As increasing Stax – sorry – of imitators mine the arcane past of soul music for new punchlines to old jokes, Nick Waterhouse has carved out an enviable reputation for his wiry, weary take on the classics.
The Californian native made waves in 2012 with his instant classic This Is A Game, and last year’s sophomore effort, Holly, was a great leap forward; a veiled, shifty beast, tightly packed with musical references to obscure b-sides and lyrical allusions to Shakespeare, Godard and Hart Crane. Suspicious of how technology changes us and wary of where misdirected energy can lead, the record packs a big message to decipher, setting him apart from most other contemporary soul revivalists, who tend to be around for a good time, not a deep one you can still dance to.
“I guess it seemed better than going in the opposite direction towards singles, which seems to be where everyone else has gone,” Waterhouse explains. “Like, you can say more now, to more people, with a social media profile, web content and viral videos – whatever the fuck you choose – than you could by making an album.”
In that case, what’s going to be the viral video that’s the Led Zeppelin IV of viral videos? “Whenever Kanye West next teams up with an art director to make a 10-minute short film that’s so successful everyone forgets there’s an album?” Waterhouse grimly chuckles.
On this, he’s a man of charming, but almost irascible conviction – it’s all about the song, not the singer. Coming from an extreme trainspotter record collector mentality (think endless mornings at swap meets, intricate networks of tape swapping and trawling web 1.0 message boards), Waterhouse is disdainful of anything that seeks out the image instead of the soul of the sound, something eternally and refreshingly present in his own music.
“I’m kind of rooted in a record swapper culture; once you have this object, it actually exists as a part of your life. We’re within this age of anxiety, this sprawl that we’re afraid will one day stop; like everyone is seeking a little cocaine bump of novelty, scraping the edges of everything before moving on to the next thing while it’s hot. I feel like this mentality has trickled down to a lot of artists, since the internet has turned everyone into a consumer of the rare and obscure.”

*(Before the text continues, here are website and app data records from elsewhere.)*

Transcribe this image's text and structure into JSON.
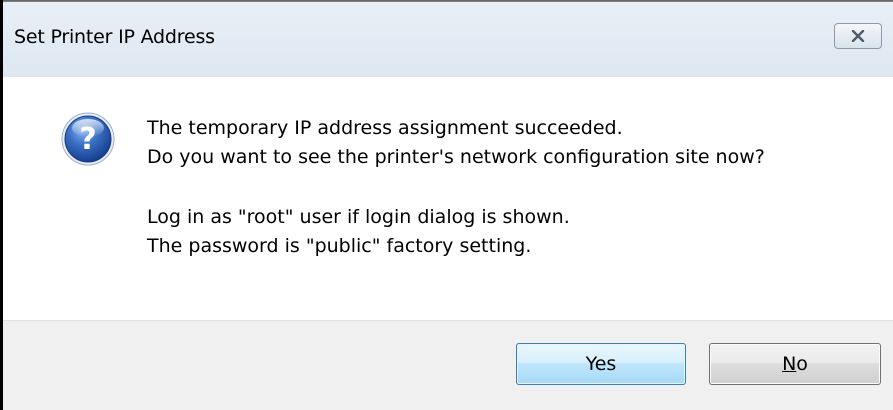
{
  "dialog": {
    "title": "Set Printer IP Address",
    "close_icon": "close-icon",
    "message_icon": "question-icon",
    "message_lines": [
      "The temporary IP address assignment succeeded.",
      "Do you want to see the printer's network configuration site now?",
      "Log in as \"root\" user if login dialog is shown.",
      "The password is \"public\" factory setting."
    ],
    "buttons": {
      "yes_label": "Yes",
      "no_accel": "N",
      "no_rest": "o"
    }
  },
  "colors": {
    "titlebar": "#dde7f1",
    "footer": "#f0f0f0",
    "icon_blue": "#1e4fa3",
    "default_button_border": "#3c7fb1"
  }
}
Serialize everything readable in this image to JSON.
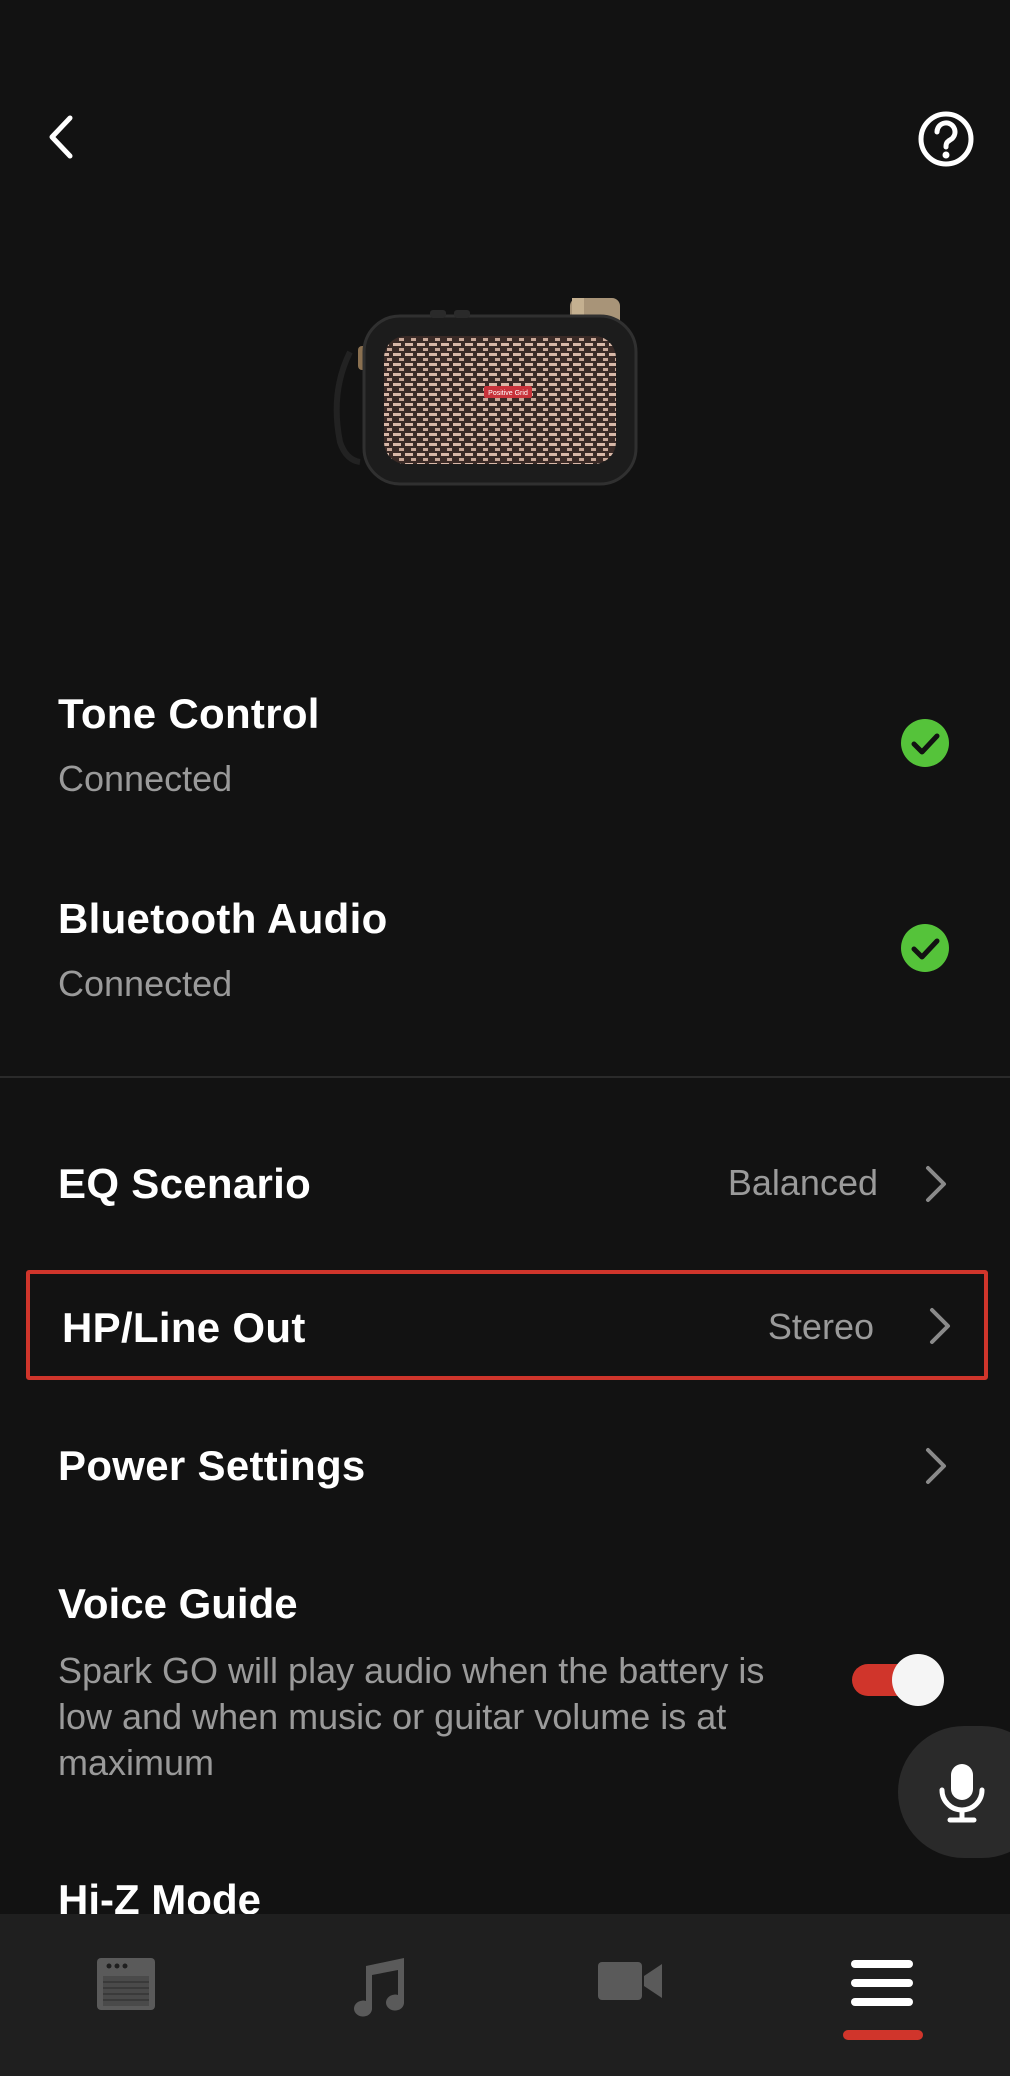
{
  "status": {
    "tone_control": {
      "title": "Tone Control",
      "subtitle": "Connected"
    },
    "bluetooth_audio": {
      "title": "Bluetooth Audio",
      "subtitle": "Connected"
    }
  },
  "settings": {
    "eq_scenario": {
      "label": "EQ Scenario",
      "value": "Balanced"
    },
    "hp_line_out": {
      "label": "HP/Line Out",
      "value": "Stereo"
    },
    "power_settings": {
      "label": "Power Settings"
    },
    "voice_guide": {
      "label": "Voice Guide",
      "description": "Spark GO will play audio when the battery is low and when music or guitar volume is at maximum",
      "enabled": true
    },
    "hi_z_mode": {
      "label": "Hi-Z Mode"
    }
  },
  "device_brand": "Positive Grid",
  "nav": {
    "items": [
      "amp-icon",
      "music-note-icon",
      "video-camera-icon",
      "menu-icon"
    ],
    "active": "menu-icon"
  },
  "colors": {
    "background": "#121212",
    "accent": "#d0352b",
    "success": "#55c33a",
    "secondary_text": "#9a9a9a"
  }
}
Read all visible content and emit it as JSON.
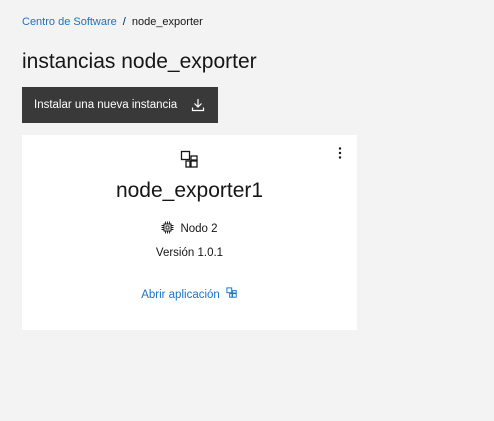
{
  "breadcrumb": {
    "parent": "Centro de Software",
    "separator": "/",
    "current": "node_exporter"
  },
  "page_title": "instancias node_exporter",
  "install_button": {
    "label": "Instalar una nueva instancia",
    "icon": "download-icon"
  },
  "card": {
    "menu_icon": "overflow-menu-icon",
    "app_icon": "application-icon",
    "instance_name": "node_exporter1",
    "node_icon": "chip-icon",
    "node_label": "Nodo 2",
    "version": "Versión 1.0.1",
    "open_link": "Abrir aplicación",
    "open_icon": "application-icon"
  },
  "colors": {
    "background": "#f3f3f3",
    "button": "#393939",
    "link": "#1a73c8",
    "card": "#ffffff"
  }
}
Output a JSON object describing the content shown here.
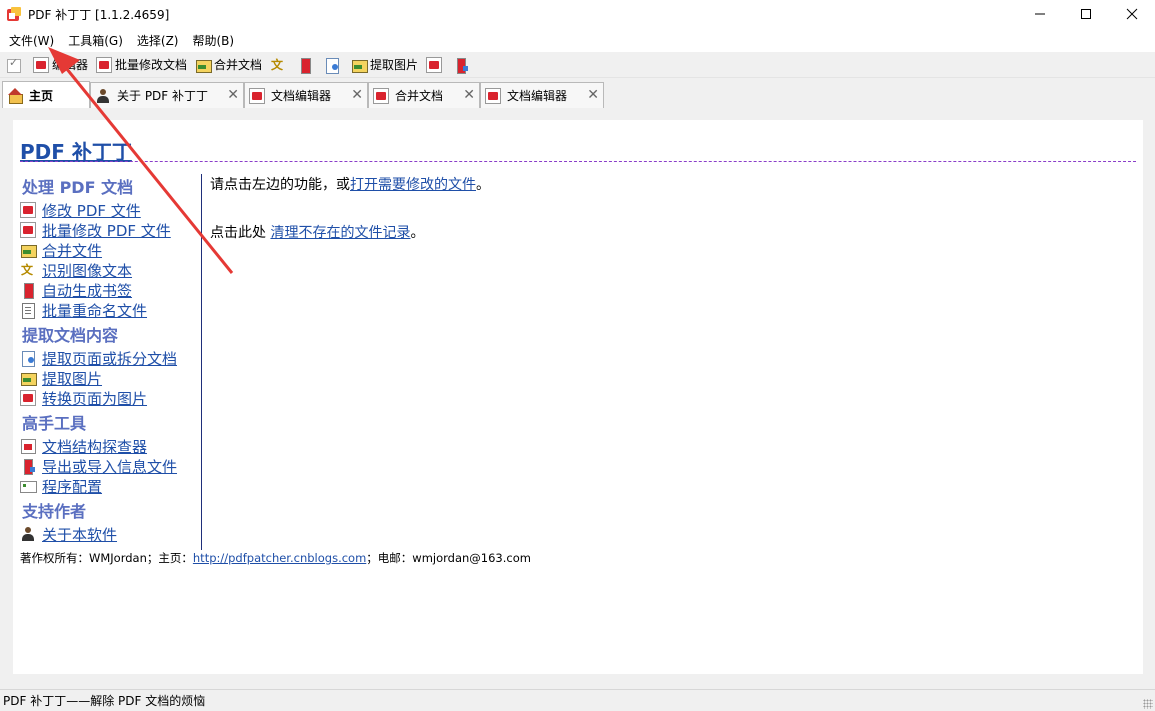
{
  "window": {
    "title": "PDF 补丁丁 [1.1.2.4659]",
    "minimize_glyph": "—",
    "maximize_glyph": "☐",
    "close_glyph": "✕"
  },
  "menu": [
    {
      "label": "文件(W)"
    },
    {
      "label": "工具箱(G)"
    },
    {
      "label": "选择(Z)"
    },
    {
      "label": "帮助(B)"
    }
  ],
  "toolbar": {
    "items": [
      {
        "icon": "checkbox-icon",
        "label": ""
      },
      {
        "icon": "pdf-editor-icon",
        "label": "编辑器"
      },
      {
        "icon": "batch-edit-icon",
        "label": "批量修改文档"
      },
      {
        "icon": "merge-icon",
        "label": "合并文档"
      },
      {
        "icon": "ocr-icon",
        "label": ""
      },
      {
        "icon": "bookmark-icon",
        "label": ""
      },
      {
        "icon": "extract-pages-icon",
        "label": ""
      },
      {
        "icon": "extract-images-icon",
        "label": "提取图片"
      },
      {
        "icon": "convert-icon",
        "label": ""
      },
      {
        "icon": "export-icon",
        "label": ""
      }
    ]
  },
  "tabs": [
    {
      "label": "主页",
      "icon": "home-icon",
      "closable": false,
      "active": true
    },
    {
      "label": "关于 PDF 补丁丁",
      "icon": "person-icon",
      "closable": true,
      "active": false
    },
    {
      "label": "文档编辑器",
      "icon": "pdf-icon",
      "closable": true,
      "active": false
    },
    {
      "label": "合并文档",
      "icon": "merge-icon",
      "closable": true,
      "active": false
    },
    {
      "label": "文档编辑器",
      "icon": "pdf-icon",
      "closable": true,
      "active": false
    }
  ],
  "home": {
    "title": "PDF 补丁丁",
    "sections": [
      {
        "heading": "处理 PDF 文档",
        "links": [
          {
            "label": "修改 PDF 文件",
            "icon": "pdf-edit-icon"
          },
          {
            "label": "批量修改 PDF 文件",
            "icon": "batch-pdf-icon"
          },
          {
            "label": "合并文件",
            "icon": "merge-icon"
          },
          {
            "label": "识别图像文本",
            "icon": "ocr-icon"
          },
          {
            "label": "自动生成书签",
            "icon": "bookmark-icon"
          },
          {
            "label": "批量重命名文件",
            "icon": "rename-icon"
          }
        ]
      },
      {
        "heading": "提取文档内容",
        "links": [
          {
            "label": "提取页面或拆分文档",
            "icon": "extract-pages-icon"
          },
          {
            "label": "提取图片",
            "icon": "image-icon"
          },
          {
            "label": "转换页面为图片",
            "icon": "convert-icon"
          }
        ]
      },
      {
        "heading": "高手工具",
        "links": [
          {
            "label": "文档结构探查器",
            "icon": "explorer-icon"
          },
          {
            "label": "导出或导入信息文件",
            "icon": "export-icon"
          },
          {
            "label": "程序配置",
            "icon": "config-icon"
          }
        ]
      },
      {
        "heading": "支持作者",
        "links": [
          {
            "label": "关于本软件",
            "icon": "person-icon"
          }
        ]
      }
    ],
    "prompt_prefix": "请点击左边的功能，或",
    "prompt_link": "打开需要修改的文件",
    "prompt_suffix": "。",
    "cleanup_prefix": "点击此处 ",
    "cleanup_link": "清理不存在的文件记录",
    "cleanup_suffix": "。",
    "copyright_prefix": "著作权所有：WMJordan；主页：",
    "homepage_link": "http://pdfpatcher.cnblogs.com",
    "copyright_suffix": "；电邮：wmjordan@163.com"
  },
  "status": {
    "text": "PDF 补丁丁——解除 PDF 文档的烦恼"
  },
  "colors": {
    "link": "#1f4fa8",
    "heading": "#5a6fc0",
    "arrow": "#e53935"
  }
}
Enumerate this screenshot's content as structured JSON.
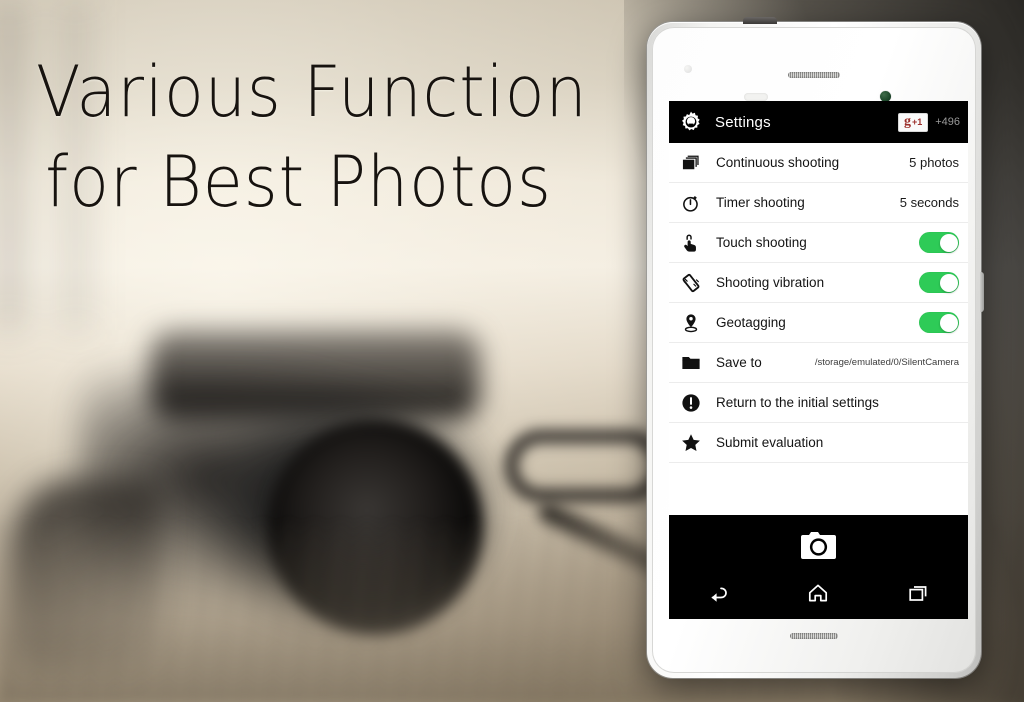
{
  "promo": {
    "headline_line1": "Various Function",
    "headline_line2": "for Best Photos"
  },
  "appbar": {
    "title": "Settings",
    "gear_icon": "gear-icon",
    "gplus_g": "g",
    "gplus_plus": "+1",
    "gplus_count": "+496"
  },
  "settings": [
    {
      "icon": "photo-stack-icon",
      "label": "Continuous shooting",
      "value": "5 photos",
      "type": "value"
    },
    {
      "icon": "timer-icon",
      "label": "Timer shooting",
      "value": "5 seconds",
      "type": "value"
    },
    {
      "icon": "touch-hand-icon",
      "label": "Touch shooting",
      "value": "on",
      "type": "toggle"
    },
    {
      "icon": "vibration-icon",
      "label": "Shooting vibration",
      "value": "on",
      "type": "toggle"
    },
    {
      "icon": "location-pin-icon",
      "label": "Geotagging",
      "value": "on",
      "type": "toggle"
    },
    {
      "icon": "folder-icon",
      "label": "Save to",
      "value": "/storage/emulated/0/SilentCamera",
      "type": "path"
    },
    {
      "icon": "exclamation-icon",
      "label": "Return to the initial settings",
      "value": "",
      "type": "plain"
    },
    {
      "icon": "star-icon",
      "label": "Submit evaluation",
      "value": "",
      "type": "plain"
    }
  ],
  "viewfinder": {
    "shutter_icon": "camera-shutter-icon",
    "nav_back_icon": "back-arrow-icon",
    "nav_home_icon": "home-icon",
    "nav_recents_icon": "recents-icon"
  },
  "colors": {
    "toggle_on": "#2ecb57",
    "appbar_bg": "#000000",
    "gplus_red": "#9c2f2a",
    "headline": "#17130f"
  }
}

Waterhouse has always been an outlier, though. Growing up in the Orange County garage rock scene, playing shows with his teenage band The Intelligentsia alongside the likes of Ty Segall and the Cold War Kids, his obsessive predilection for more disciplined music set him apart. These days, the gap has been bridged by his immaculately fuzzy production work on the records of the region’s premier Nuggets-worshippers Allah-Las, but for Waterhouse, soul was the only sound that ever spoke to him.
“I’ve tried to explain it so many times to people and it’s like, they ask, ‘how do you get into this stuff?’ and it’s like, ‘I don’t know! How do you fall in love?’ I just keep finding myself compelled to find more. A sensibility in a lot of the work hit me on a visceral level, but I also identified with it philosophically, because the emotions in punk rock and hip hop – the things that were options at the time for kids growing up – none of it really seemed distinctly like what my internal life felt like.”
Live, Waterhouse and his rotating crew of jazzbos are a compelling set of party-starters, honed to a sharp by experiences like a hellish 2012 tour that took in 43 nonstop nights of zigzagging across America. Playing this year’s Perth International Arts Festival’s closing party with the last ever set at the Chevron Festival Gardens is a far less daunting challenge, but one they’re set to blow the lid off.
“We’ll be a sextet down under, with the same rhythm section that’s on Holly, my favourite sax player Paula Henderson – who’s actually from Australia but been in New York for the last 20 years – and Brit Manor singing. These guys are just amazing, and have all really dug it out on the road with me, so they get it right where I need it.”
Considering how long and how critically he’s been immersed in his craft, it feels wise to take Waterhouse’s word on that.